◆ Requirement ◆
Go through the data below and copy each line that includes "this".
┄┄┄┄┄┄
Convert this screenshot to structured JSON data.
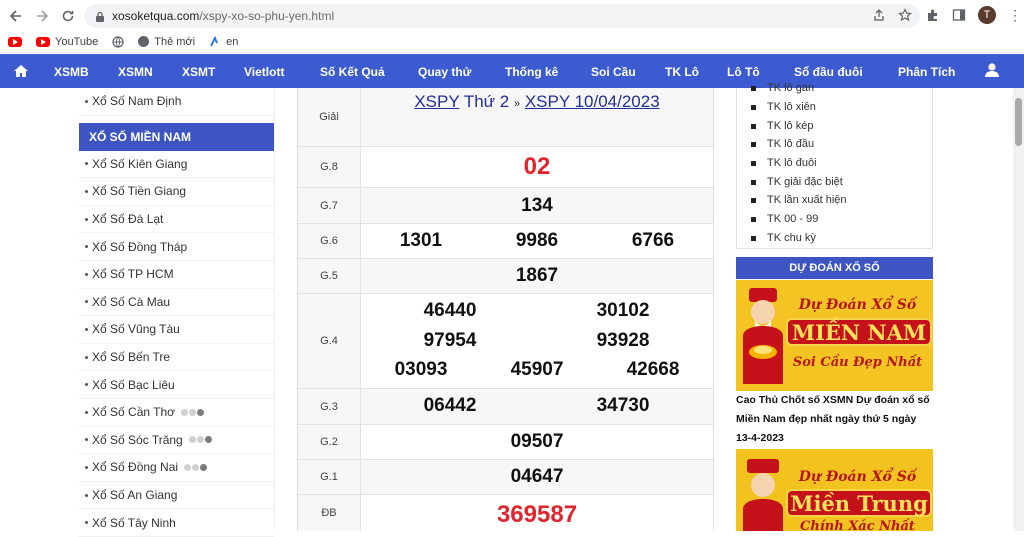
{
  "browser": {
    "url_host": "xosoketqua.com",
    "url_path": "/xspy-xo-so-phu-yen.html",
    "avatar_letter": "T",
    "bookmarks": [
      {
        "label": "YouTube"
      },
      {
        "label": "Thẻ mới"
      },
      {
        "label": "en"
      }
    ]
  },
  "navbar": {
    "items": [
      "XSMB",
      "XSMN",
      "XSMT",
      "Vietlott",
      "Số Kết Quả",
      "Quay thử",
      "Thống kê",
      "Soi Cầu",
      "TK Lô",
      "Lô Tô",
      "Sổ đầu đuôi",
      "Phân Tích"
    ]
  },
  "left": {
    "top_item": "Xổ Số Nam Định",
    "header": "XỔ SỐ MIỀN NAM",
    "items": [
      "Xổ Số Kiên Giang",
      "Xổ Số Tiền Giang",
      "Xổ Số Đà Lạt",
      "Xổ Số Đồng Tháp",
      "Xổ Số TP HCM",
      "Xổ Số Cà Mau",
      "Xổ Số Vũng Tàu",
      "Xổ Số Bến Tre",
      "Xổ Số Bạc Liêu",
      "Xổ Số Cần Thơ",
      "Xổ Số Sóc Trăng",
      "Xổ Số Đồng Nai",
      "Xổ Số An Giang",
      "Xổ Số Tây Ninh"
    ]
  },
  "results": {
    "title_label": "Giải",
    "title_link1": "XSPY",
    "title_mid": "Thứ 2",
    "title_sep": "»",
    "title_link2": "XSPY 10/04/2023",
    "prizes": [
      {
        "label": "G.8",
        "numbers": [
          "02"
        ]
      },
      {
        "label": "G.7",
        "numbers": [
          "134"
        ]
      },
      {
        "label": "G.6",
        "numbers": [
          "1301",
          "9986",
          "6766"
        ]
      },
      {
        "label": "G.5",
        "numbers": [
          "1867"
        ]
      },
      {
        "label": "G.4",
        "numbers": [
          "46440",
          "30102",
          "97954",
          "93928",
          "03093",
          "45907",
          "42668"
        ]
      },
      {
        "label": "G.3",
        "numbers": [
          "06442",
          "34730"
        ]
      },
      {
        "label": "G.2",
        "numbers": [
          "09507"
        ]
      },
      {
        "label": "G.1",
        "numbers": [
          "04647"
        ]
      },
      {
        "label": "ĐB",
        "numbers": [
          "369587"
        ]
      }
    ]
  },
  "right": {
    "stats": [
      "TK lô gan",
      "TK lô xiên",
      "TK lô kép",
      "TK lô đầu",
      "TK lô đuôi",
      "TK giải đặc biệt",
      "TK lần xuất hiện",
      "TK 00 - 99",
      "TK chu kỳ"
    ],
    "predict_header": "DỰ ĐOÁN XỔ SỐ",
    "banner1": {
      "top": "Dự Đoán Xổ Số",
      "title": "MIỀN NAM",
      "sub": "Soi Cầu Đẹp Nhất"
    },
    "caption": "Cao Thủ Chốt số XSMN Dự đoán xổ số Miền Nam đẹp nhất ngày thứ 5 ngày 13-4-2023",
    "banner2": {
      "top": "Dự Đoán Xổ Số",
      "title": "Miền Trung",
      "sub": "Chính Xác Nhất"
    }
  },
  "colors": {
    "navbar": "#3d5bd0",
    "section_header": "#3d55c3",
    "special_prize": "#e0262d",
    "link": "#22309a"
  }
}
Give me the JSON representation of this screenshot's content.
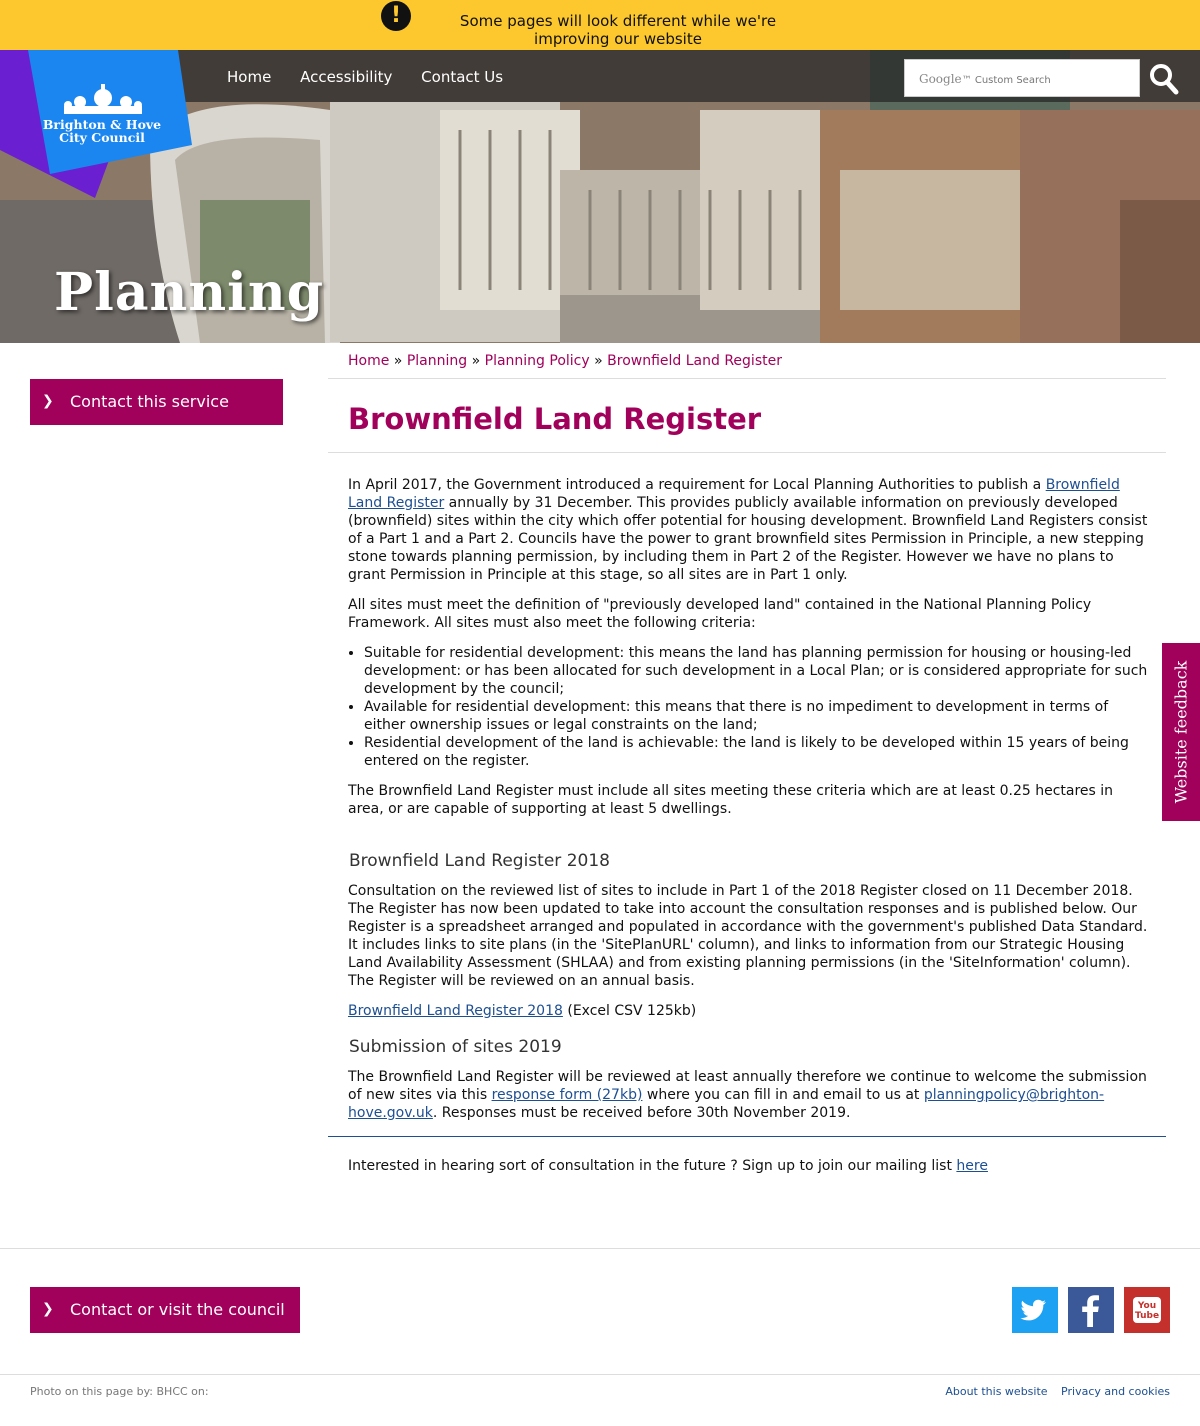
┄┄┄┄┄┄
◆ Task answer ◆
Convert this screenshot to structured JSON data.
Give me the JSON representation of this screenshot's content.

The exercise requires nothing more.